As your standard end-user, early adopters can provide fantastic insight into how to position your product in your marketing and sales efforts based on how it solved for their needs.
Early adopters generally want faster time-to-value and a more customized approach from your product. Addressing large issues brought up during the innovator’s phase is important to meeting the needs of your early adopters.
With that in mind, the greatest advantage of this phase are the case studies you can generate from it. When planning your go-to-market strategy, your product should solve the pain points of these earliest buyers the most.
In doing so, your innovators and early adopters can provide case studies for your product’s success to influence buyers down the line in later stages.
Reaching the early majority phase is a clear sign that you have found product-market fit. While you have likely gone through many rapid changes and iterations to reach this point, the early majority offers the largest market size and growth potential.
That said, there is a chasm between early adopters and early majority. Customers in the early majority are pragmatists who want something finalized that solves for their needs.
The best way to reach these customers is to have bonafide case studies and testimonials on the success of your innovators and early adopters. Failing to impress your innovators and early adopters can halt your product’s progress over the chasm.
At this point, there is a certain degree of confidence that you should have. The late majority make up a smaller percentage of your customers and are generally conservatives that are either apprehensive to change or less aware of it happening.
The advantage you have with this group is the opportunity for more transactional sales and lower expectations. Your messaging doesn’t need to convince or educate the late majority the same way it may have to convince earlier customers.
In this stage, your messaging isn’t revealing new information. Instead, it should focus on overcoming the late majority’s preconceived notions that have prevented them from purchasing sooner.
A very small percentage of your customers are laggards. Buyers in this stage are very skeptical of your product and whether it can truly solve for their needs.
While you can hone messaging to challenge their skepticism, there is a certain degree to which you shouldn’t be selling to laggards. If you’ve reached this point, you may be saturating the market or losing out on market share to competing products.
With that in mind, reaching the laggard stage means it’s time to re-evaluate your product, consider new innovations or new product offerings to continue to scale your business effectively and sustainably.
The product adoption curve is an important element of your go-to-market strategy. The curve paints a picture of your earliest buyers, ensuring you solve for their greatest needs and challenges as soon as your product launches.
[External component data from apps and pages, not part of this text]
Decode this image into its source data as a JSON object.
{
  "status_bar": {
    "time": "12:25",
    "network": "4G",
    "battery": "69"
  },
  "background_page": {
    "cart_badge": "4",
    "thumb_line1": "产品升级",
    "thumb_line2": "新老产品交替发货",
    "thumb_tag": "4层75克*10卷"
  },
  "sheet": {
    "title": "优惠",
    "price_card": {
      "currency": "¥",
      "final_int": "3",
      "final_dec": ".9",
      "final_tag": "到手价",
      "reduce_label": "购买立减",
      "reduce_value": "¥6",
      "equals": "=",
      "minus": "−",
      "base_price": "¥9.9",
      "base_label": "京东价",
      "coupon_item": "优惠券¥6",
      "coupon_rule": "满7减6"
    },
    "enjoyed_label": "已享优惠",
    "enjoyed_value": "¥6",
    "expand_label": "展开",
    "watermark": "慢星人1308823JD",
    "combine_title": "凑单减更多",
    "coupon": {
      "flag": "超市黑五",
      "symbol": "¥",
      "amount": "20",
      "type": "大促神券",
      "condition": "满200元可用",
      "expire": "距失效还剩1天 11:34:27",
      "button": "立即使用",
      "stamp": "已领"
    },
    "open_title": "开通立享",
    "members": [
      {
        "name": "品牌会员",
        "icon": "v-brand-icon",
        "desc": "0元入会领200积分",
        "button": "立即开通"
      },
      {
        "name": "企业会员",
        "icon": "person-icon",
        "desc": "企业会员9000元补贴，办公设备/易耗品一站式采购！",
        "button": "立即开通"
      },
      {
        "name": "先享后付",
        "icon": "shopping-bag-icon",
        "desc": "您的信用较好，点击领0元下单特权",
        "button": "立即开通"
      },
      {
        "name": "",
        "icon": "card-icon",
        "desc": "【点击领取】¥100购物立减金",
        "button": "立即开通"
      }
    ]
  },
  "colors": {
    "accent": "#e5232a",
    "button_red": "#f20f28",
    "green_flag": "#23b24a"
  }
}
Additionally, it helps you better align your messaging to different segments of your customer base and position your product effectively depending on where you are on the curve.